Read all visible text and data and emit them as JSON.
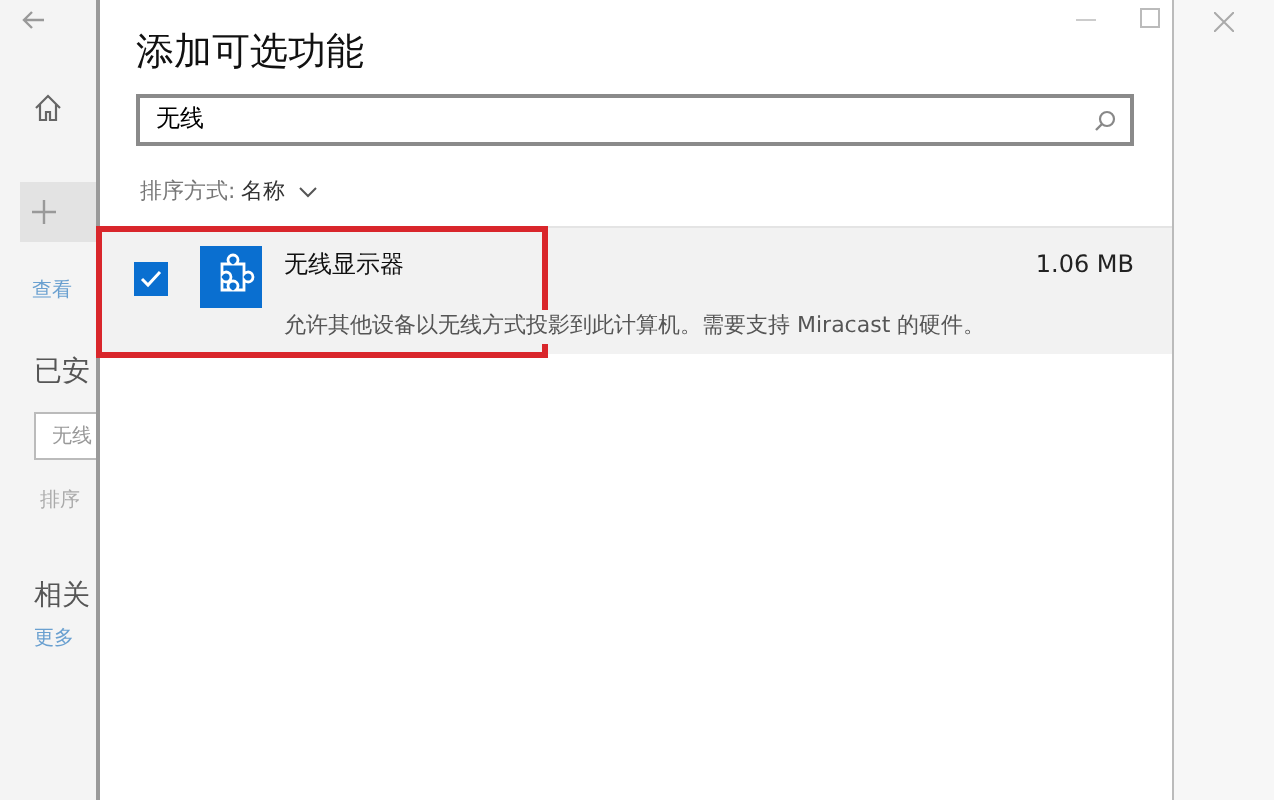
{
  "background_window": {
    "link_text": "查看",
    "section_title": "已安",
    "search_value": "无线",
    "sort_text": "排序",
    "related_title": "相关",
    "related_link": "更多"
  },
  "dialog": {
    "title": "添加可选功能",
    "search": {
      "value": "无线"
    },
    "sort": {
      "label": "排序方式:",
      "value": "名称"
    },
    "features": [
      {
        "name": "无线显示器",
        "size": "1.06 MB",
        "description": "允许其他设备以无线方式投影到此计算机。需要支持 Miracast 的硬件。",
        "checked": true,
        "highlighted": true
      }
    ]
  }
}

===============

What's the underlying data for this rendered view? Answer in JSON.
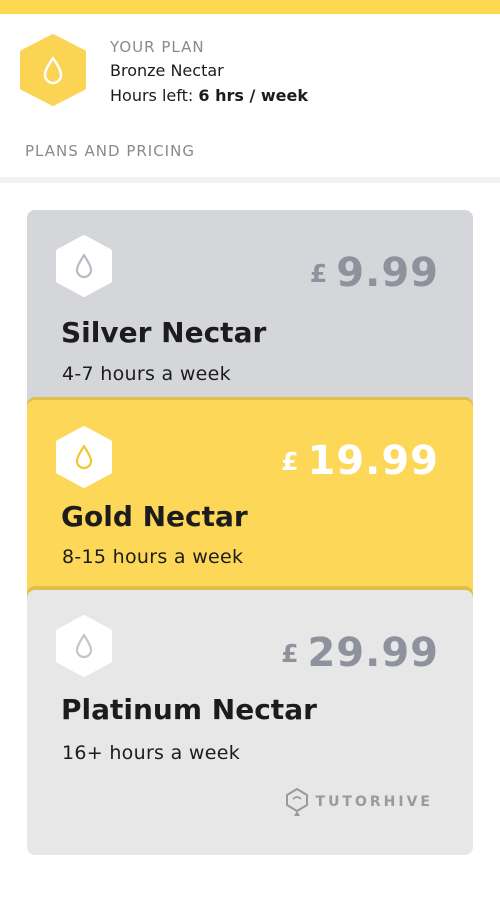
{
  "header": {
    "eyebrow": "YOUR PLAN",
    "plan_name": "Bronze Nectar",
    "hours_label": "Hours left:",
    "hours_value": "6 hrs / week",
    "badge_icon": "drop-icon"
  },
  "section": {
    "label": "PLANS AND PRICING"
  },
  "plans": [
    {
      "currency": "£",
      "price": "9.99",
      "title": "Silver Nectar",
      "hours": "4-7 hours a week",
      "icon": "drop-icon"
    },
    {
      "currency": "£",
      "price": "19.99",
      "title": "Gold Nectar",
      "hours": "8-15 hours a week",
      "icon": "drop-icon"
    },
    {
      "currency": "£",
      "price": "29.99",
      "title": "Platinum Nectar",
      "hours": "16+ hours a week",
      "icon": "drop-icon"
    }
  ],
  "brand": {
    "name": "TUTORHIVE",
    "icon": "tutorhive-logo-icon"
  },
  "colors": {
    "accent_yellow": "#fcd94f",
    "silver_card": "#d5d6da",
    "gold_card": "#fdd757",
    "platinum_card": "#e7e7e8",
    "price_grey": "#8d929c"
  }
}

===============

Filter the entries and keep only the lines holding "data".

Read all visible text and data and emit them as JSON.
What's the underlying data for this rendered view? Answer in JSON.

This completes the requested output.